Description of the task:
Please copy the listing below in its entirety, without alteration.

Source records:
* * * * *
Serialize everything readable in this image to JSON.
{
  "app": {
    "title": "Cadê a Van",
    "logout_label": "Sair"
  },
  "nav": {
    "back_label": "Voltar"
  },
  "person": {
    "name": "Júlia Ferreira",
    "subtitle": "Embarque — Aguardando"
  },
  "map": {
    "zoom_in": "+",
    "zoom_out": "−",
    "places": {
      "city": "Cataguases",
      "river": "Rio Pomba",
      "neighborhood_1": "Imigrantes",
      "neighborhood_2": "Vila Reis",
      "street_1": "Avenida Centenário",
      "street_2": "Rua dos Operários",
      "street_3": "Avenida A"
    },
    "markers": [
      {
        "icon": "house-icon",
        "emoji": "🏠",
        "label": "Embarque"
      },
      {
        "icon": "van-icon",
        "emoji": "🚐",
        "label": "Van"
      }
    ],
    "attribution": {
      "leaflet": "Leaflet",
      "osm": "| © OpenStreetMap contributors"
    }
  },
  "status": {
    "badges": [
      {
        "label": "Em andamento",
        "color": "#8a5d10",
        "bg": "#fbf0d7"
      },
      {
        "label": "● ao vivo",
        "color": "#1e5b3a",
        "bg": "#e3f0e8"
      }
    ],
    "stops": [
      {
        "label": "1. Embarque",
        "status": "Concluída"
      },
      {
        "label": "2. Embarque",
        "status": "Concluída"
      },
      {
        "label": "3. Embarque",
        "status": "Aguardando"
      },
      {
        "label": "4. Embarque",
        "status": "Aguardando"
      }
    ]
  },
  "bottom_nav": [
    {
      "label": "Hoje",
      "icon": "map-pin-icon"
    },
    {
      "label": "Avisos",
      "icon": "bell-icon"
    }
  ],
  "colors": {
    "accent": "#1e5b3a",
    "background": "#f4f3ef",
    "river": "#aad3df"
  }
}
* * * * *
Answer for this exercise:
Serialize everything readable in this image to JSON.
{
  "app": {
    "title": "Cadê a Van",
    "logout_label": "Sair"
  },
  "nav": {
    "back_label": "Voltar"
  },
  "person": {
    "name": "Júlia Ferreira",
    "subtitle": "Embarque — Aguardando"
  },
  "map": {
    "zoom_in": "+",
    "zoom_out": "−",
    "places": {
      "city": "Cataguases",
      "river": "Rio Pomba",
      "neighborhood_1": "Imigrantes",
      "neighborhood_2": "Vila Reis",
      "street_1": "Avenida Centenário",
      "street_2": "Rua dos Operários",
      "street_3": "Avenida A"
    },
    "markers": [
      {
        "icon": "house-icon",
        "emoji": "🏠",
        "label": "Embarque"
      },
      {
        "icon": "van-icon",
        "emoji": "🚐",
        "label": "Van"
      }
    ],
    "attribution": {
      "leaflet": "Leaflet",
      "osm": "| © OpenStreetMap contributors"
    }
  },
  "status": {
    "badges": [
      {
        "label": "Em andamento",
        "color": "#8a5d10",
        "bg": "#fbf0d7"
      },
      {
        "label": "● ao vivo",
        "color": "#1e5b3a",
        "bg": "#e3f0e8"
      }
    ],
    "stops": [
      {
        "label": "1. Embarque",
        "status": "Concluída"
      },
      {
        "label": "2. Embarque",
        "status": "Concluída"
      },
      {
        "label": "3. Embarque",
        "status": "Aguardando"
      },
      {
        "label": "4. Embarque",
        "status": "Aguardando"
      }
    ]
  },
  "bottom_nav": [
    {
      "label": "Hoje",
      "icon": "map-pin-icon"
    },
    {
      "label": "Avisos",
      "icon": "bell-icon"
    }
  ],
  "colors": {
    "accent": "#1e5b3a",
    "background": "#f4f3ef",
    "river": "#aad3df"
  }
}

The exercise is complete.